**TASK:**
Write out the whole listing again, exactly.

*** RECORDS

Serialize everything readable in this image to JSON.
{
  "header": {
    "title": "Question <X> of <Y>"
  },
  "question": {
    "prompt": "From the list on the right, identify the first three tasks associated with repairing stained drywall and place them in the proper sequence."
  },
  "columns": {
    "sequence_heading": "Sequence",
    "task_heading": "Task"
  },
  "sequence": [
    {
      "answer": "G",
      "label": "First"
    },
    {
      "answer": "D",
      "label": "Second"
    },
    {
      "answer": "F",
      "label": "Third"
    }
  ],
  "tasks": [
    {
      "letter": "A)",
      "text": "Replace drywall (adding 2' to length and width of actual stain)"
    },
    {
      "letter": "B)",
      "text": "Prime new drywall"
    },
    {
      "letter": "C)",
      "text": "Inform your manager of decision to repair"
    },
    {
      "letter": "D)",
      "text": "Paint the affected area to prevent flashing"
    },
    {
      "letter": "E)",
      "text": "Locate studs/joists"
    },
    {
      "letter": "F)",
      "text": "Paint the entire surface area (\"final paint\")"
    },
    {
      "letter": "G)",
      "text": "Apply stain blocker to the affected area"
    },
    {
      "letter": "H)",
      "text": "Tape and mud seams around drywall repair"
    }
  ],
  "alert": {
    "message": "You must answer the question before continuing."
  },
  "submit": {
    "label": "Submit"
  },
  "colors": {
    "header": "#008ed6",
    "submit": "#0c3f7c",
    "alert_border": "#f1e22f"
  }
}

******

**RESPONSE:**
Serialize everything readable in this image to JSON.
{
  "header": {
    "title": "Question <X> of <Y>"
  },
  "question": {
    "prompt": "From the list on the right, identify the first three tasks associated with repairing stained drywall and place them in the proper sequence."
  },
  "columns": {
    "sequence_heading": "Sequence",
    "task_heading": "Task"
  },
  "sequence": [
    {
      "answer": "G",
      "label": "First"
    },
    {
      "answer": "D",
      "label": "Second"
    },
    {
      "answer": "F",
      "label": "Third"
    }
  ],
  "tasks": [
    {
      "letter": "A)",
      "text": "Replace drywall (adding 2' to length and width of actual stain)"
    },
    {
      "letter": "B)",
      "text": "Prime new drywall"
    },
    {
      "letter": "C)",
      "text": "Inform your manager of decision to repair"
    },
    {
      "letter": "D)",
      "text": "Paint the affected area to prevent flashing"
    },
    {
      "letter": "E)",
      "text": "Locate studs/joists"
    },
    {
      "letter": "F)",
      "text": "Paint the entire surface area (\"final paint\")"
    },
    {
      "letter": "G)",
      "text": "Apply stain blocker to the affected area"
    },
    {
      "letter": "H)",
      "text": "Tape and mud seams around drywall repair"
    }
  ],
  "alert": {
    "message": "You must answer the question before continuing."
  },
  "submit": {
    "label": "Submit"
  },
  "colors": {
    "header": "#008ed6",
    "submit": "#0c3f7c",
    "alert_border": "#f1e22f"
  }
}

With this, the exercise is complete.